We flew to Kathmandu where we hired a guide to take us to Pokhara and then on to Jomsom, from where we would hike up to Mustang. The entire itinerary was based on one conversation I’d had with a friend who worked for the International Red Cross. He’d said Jomsom was cool.
In Pokhara, I skipped the most popular tourist attraction, which was paragliding. Skipping out on something as adrenaline-inducing as paragliding is very unlike me, especially since I had thoroughly enjoyed my experience with bungee-jumping a few years earlier. I was proud of myself for making such a responsible decision.
Next, we jumped on a tiny 12-passenger plane to Jomsom. The flight was amazing. It felt like we could touch the peaks of the Annapurna mountains, several of which are almost as high as the Mount Everest. We managed to hike from Jomsom to Mustang and back with little altitude sickness, although I had enough altitude sickness to stay in bed for half a day in Mustang.
The flight back to Pokhara, unfortunately, never happened. It was too foggy for any plane to land, it being the monsoon season and all. I wasn’t worried. The plane would come eventually, I thought, and spending a few more days in Jomsom could be interesting. I felt like the biggest problem I had was that all the candy bars they sold up there were long past their expiration dates, which bothered me only because, again, I was pregnant.
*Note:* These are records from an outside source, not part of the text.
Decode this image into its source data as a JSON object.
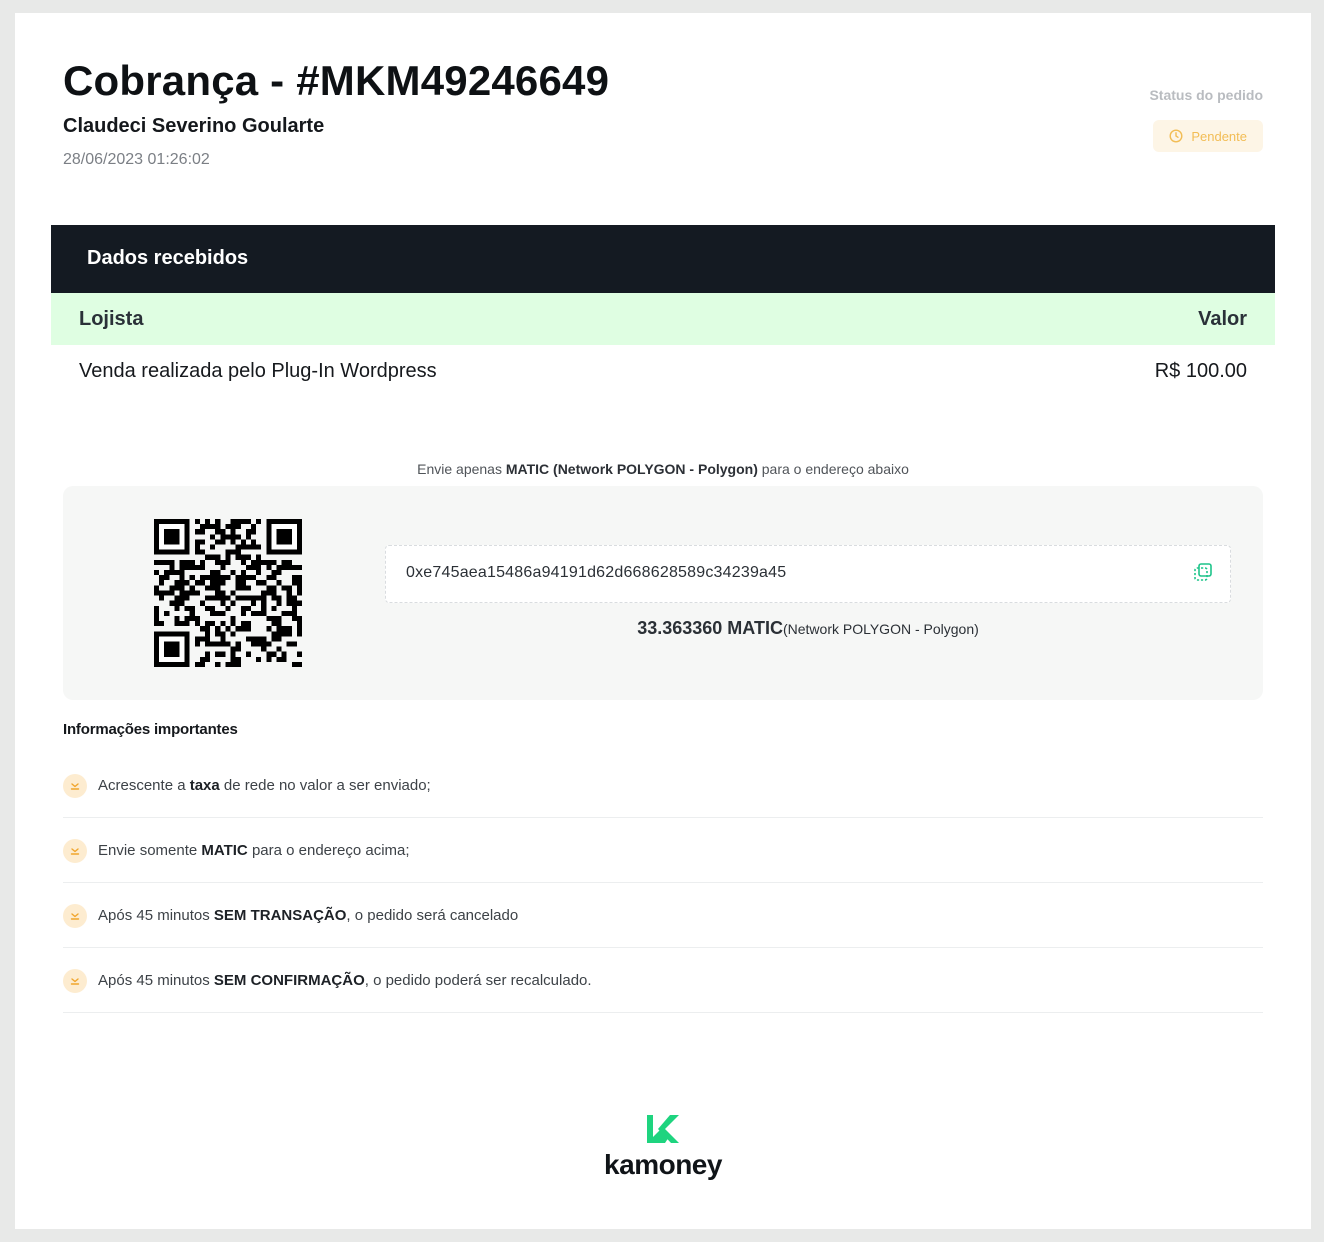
{
  "header": {
    "title": "Cobrança - #MKM49246649",
    "customer": "Claudeci Severino Goularte",
    "datetime": "28/06/2023 01:26:02",
    "status_label": "Status do pedido",
    "status_value": "Pendente",
    "status_icon": "clock-icon",
    "status_color": "#f2bd55"
  },
  "data_section": {
    "heading": "Dados recebidos",
    "columns": [
      "Lojista",
      "Valor"
    ],
    "rows": [
      {
        "merchant": "Venda realizada pelo Plug-In Wordpress",
        "value": "R$ 100.00"
      }
    ]
  },
  "payment": {
    "instruction_pre": "Envie apenas",
    "instruction_bold": "MATIC (Network POLYGON - Polygon)",
    "instruction_post": "para o endereço abaixo",
    "address": "0xe745aea15486a94191d62d668628589c34239a45",
    "copy_icon": "copy-icon",
    "amount": "33.363360 MATIC",
    "network": "(Network POLYGON - Polygon)"
  },
  "info": {
    "title": "Informações importantes",
    "items": [
      {
        "pre": "Acrescente a ",
        "bold": "taxa",
        "post": " de rede no valor a ser enviado;"
      },
      {
        "pre": "Envie somente ",
        "bold": "MATIC",
        "post": " para o endereço acima;"
      },
      {
        "pre": "Após 45 minutos ",
        "bold": "SEM TRANSAÇÃO",
        "post": ", o pedido será cancelado"
      },
      {
        "pre": "Após 45 minutos ",
        "bold": "SEM CONFIRMAÇÃO",
        "post": ", o pedido poderá ser recalculado."
      }
    ]
  },
  "footer": {
    "brand": "kamoney",
    "brand_color": "#1ed47f"
  }
}
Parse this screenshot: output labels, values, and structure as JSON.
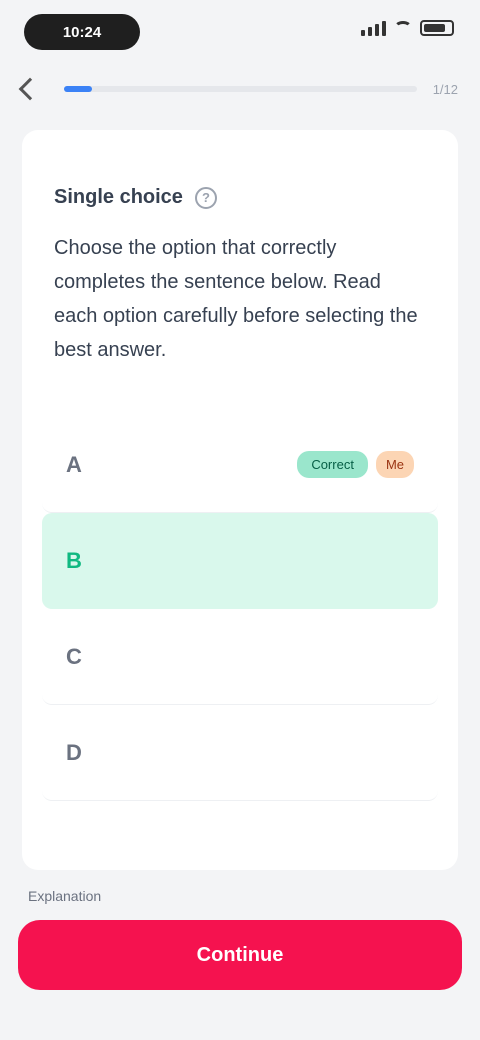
{
  "status": {
    "time": "10:24"
  },
  "nav": {
    "progress_fraction": 0.08,
    "progress_text": "1/12"
  },
  "question": {
    "title": "Single choice",
    "hint": "?",
    "body": "Choose the option that correctly completes the sentence below. Read each option carefully before selecting the best answer."
  },
  "options": [
    {
      "letter": "A",
      "text": "",
      "tags": {
        "correct": "Correct",
        "mine": "Me"
      }
    },
    {
      "letter": "B",
      "text": ""
    },
    {
      "letter": "C",
      "text": ""
    },
    {
      "letter": "D",
      "text": ""
    }
  ],
  "footer": {
    "label": "Explanation",
    "button": "Continue"
  },
  "colors": {
    "accent": "#f5124f",
    "correct_bg": "#d9f8ec",
    "progress": "#3b82f6"
  }
}
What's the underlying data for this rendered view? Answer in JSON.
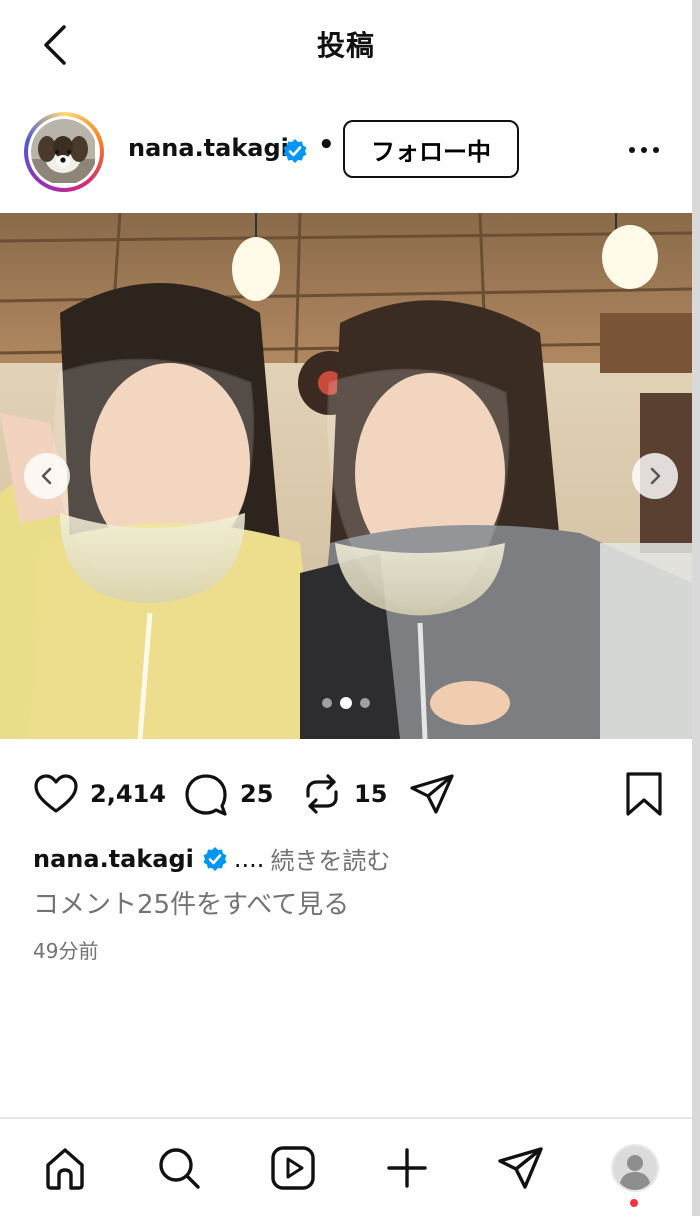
{
  "header": {
    "title": "投稿"
  },
  "author": {
    "username": "nana.takagi",
    "separator": "•",
    "follow_label": "フォロー中"
  },
  "post": {
    "carousel": {
      "dot_count": 3,
      "active_index": 1
    },
    "likes": "2,414",
    "comments": "25",
    "reposts": "15"
  },
  "caption": {
    "username": "nana.takagi",
    "ellipsis": "....",
    "read_more": "続きを読む"
  },
  "view_comments": "コメント25件をすべて見る",
  "timestamp": "49分前",
  "colors": {
    "verified": "#0095f6",
    "notification": "#ff3040",
    "muted": "#737373"
  },
  "icons": [
    "back-icon",
    "verified-icon",
    "more-icon",
    "heart-icon",
    "comment-icon",
    "repost-icon",
    "share-icon",
    "bookmark-icon",
    "home-icon",
    "search-icon",
    "reels-icon",
    "create-icon",
    "messages-icon",
    "profile-icon"
  ]
}
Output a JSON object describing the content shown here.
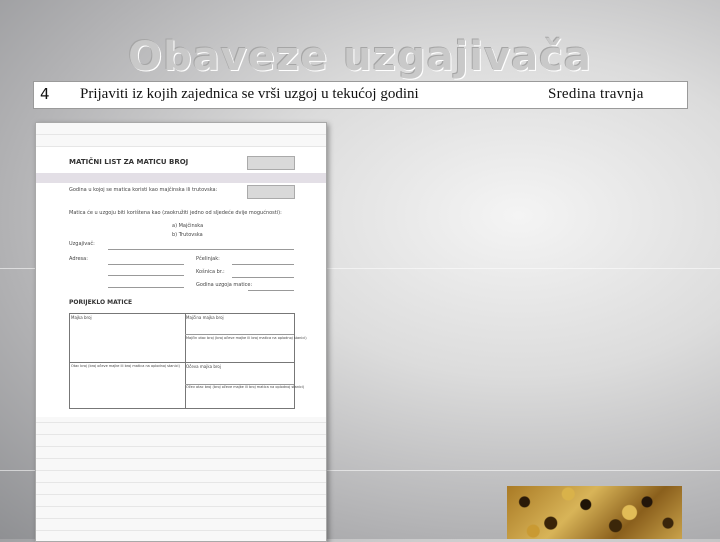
{
  "slide": {
    "title": "Obaveze uzgajivača",
    "row": {
      "number": "4",
      "task": "Prijaviti iz kojih zajednica se vrši uzgoj u tekućoj godini",
      "deadline": "Sredina travnja"
    }
  },
  "document": {
    "heading": "MATIČNI LIST ZA MATICU BROJ",
    "year_label": "Godina u kojoj se matica koristi kao majčinska ili trutovska:",
    "usage_label": "Matica će u uzgoju biti korištena kao (zaokružiti jedno od sljedeće dvije mogućnosti):",
    "option_a": "a)  Majčinska",
    "option_b": "b)  Trutovska",
    "breeder_label": "Uzgajivač:",
    "address_label": "Adresa:",
    "apiary_label": "Pčelinjak:",
    "hive_label": "Košnica br.:",
    "year_raised_label": "Godina uzgoja matice:",
    "origin_heading": "PORIJEKLO MATICE",
    "cell_mother": "Majka broj",
    "cell_mothers_mother": "Majčina majka broj",
    "cell_mothers_father": "Majčin otac broj (broj očeve majke ili broj matica na oplodnoj stanici)",
    "cell_father": "Otac broj (broj očeve majke ili broj matica na oplodnoj stanici)",
    "cell_fathers_mother": "Očeva majka broj",
    "cell_fathers_father": "Očev otac broj (broj očeve majke ili broj matica na oplodnoj stanici)"
  }
}
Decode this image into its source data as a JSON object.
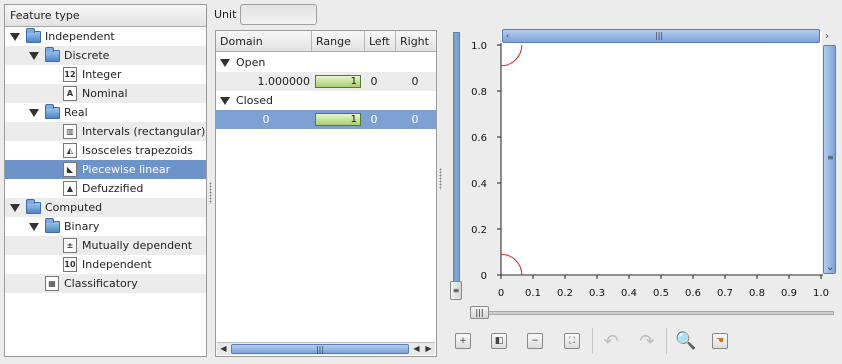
{
  "tree": {
    "header": "Feature type",
    "rows": [
      {
        "label": "Independent",
        "kind": "folder",
        "level": 0,
        "expanded": true
      },
      {
        "label": "Discrete",
        "kind": "folder",
        "level": 1,
        "expanded": true
      },
      {
        "label": "Integer",
        "kind": "file",
        "level": 2,
        "icon": "integer-icon"
      },
      {
        "label": "Nominal",
        "kind": "file",
        "level": 2,
        "icon": "nominal-icon"
      },
      {
        "label": "Real",
        "kind": "folder",
        "level": 1,
        "expanded": true
      },
      {
        "label": "Intervals (rectangular)",
        "kind": "file",
        "level": 2,
        "icon": "intervals-icon"
      },
      {
        "label": "Isosceles trapezoids",
        "kind": "file",
        "level": 2,
        "icon": "trapezoid-icon"
      },
      {
        "label": "Piecewise linear",
        "kind": "file",
        "level": 2,
        "icon": "piecewise-icon",
        "selected": true
      },
      {
        "label": "Defuzzified",
        "kind": "file",
        "level": 2,
        "icon": "defuzzified-icon"
      },
      {
        "label": "Computed",
        "kind": "folder",
        "level": 0,
        "expanded": true
      },
      {
        "label": "Binary",
        "kind": "folder",
        "level": 1,
        "expanded": true
      },
      {
        "label": "Mutually dependent",
        "kind": "file",
        "level": 2,
        "icon": "mutually-dependent-icon"
      },
      {
        "label": "Independent",
        "kind": "file",
        "level": 2,
        "icon": "binary-independent-icon"
      },
      {
        "label": "Classificatory",
        "kind": "file",
        "level": 1,
        "icon": "classificatory-icon"
      }
    ]
  },
  "unit": {
    "label": "Unit",
    "value": ""
  },
  "table": {
    "columns": [
      "Domain",
      "Range",
      "Left",
      "Right"
    ],
    "groups": [
      {
        "label": "Open",
        "row": {
          "domain": "1.000000",
          "range": "1",
          "left": "0",
          "right": "0",
          "selected": false
        }
      },
      {
        "label": "Closed",
        "row": {
          "domain": "0",
          "range": "1",
          "left": "0",
          "right": "0",
          "selected": true
        }
      }
    ]
  },
  "chart_data": {
    "type": "line",
    "x_ticks": [
      "0",
      "0.1",
      "0.2",
      "0.3",
      "0.4",
      "0.5",
      "0.6",
      "0.7",
      "0.8",
      "0.9",
      "1.0"
    ],
    "y_ticks": [
      "0",
      "0.2",
      "0.4",
      "0.6",
      "0.8",
      "1.0"
    ],
    "xlim": [
      0,
      1
    ],
    "ylim": [
      0,
      1
    ],
    "curve_color": "#cc2222"
  },
  "toolbar": {
    "items": [
      "add-point-icon",
      "copy-icon",
      "remove-icon",
      "fit-view-icon",
      "undo-icon",
      "redo-icon",
      "zoom-icon",
      "pan-icon"
    ]
  },
  "colors": {
    "selection": "#6e93c8",
    "range_bar": "#a9cd72",
    "scroll": "#7da3d9"
  }
}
I also didn’t like the small portion size of peanut butter, which you had to order separately from your toast. Each time I ordered a portion of peanut butter, which cost about two dollars, I’d get about a teaspoon full of it. And the more peanut butter I ordered the smaller the portions became. Evidently, they were really worried about running out of peanut butter.
Several days passed, but no airplane came. On the day before our flight out of Kathmandu, we had no choice but to jump on a bus to take the perilous 12-hour ride back down. This trip, and this is no hyperbole, was the scariest thing that ever happened to me. The bus was leaky, creaky, and crowded, but the worst part was that the driver asked us multiple times to lean out of the window to check if all four wheels were still on the wooden slats we were driving on over some deep ravine, which we could have plunged into at any moment. The ordeal ended with a broken bus and a trek over the next mountain with our luggage on our backs.
It was a great trip. We saw some incredible mountains and even ventured into Tibet. We admired the lives and mentality of the people who live there, although they seemed horrified by me because I was hiking while pregnant. I just can’t help wonder sometimes; would we have gone if we had known everything that was going to happen?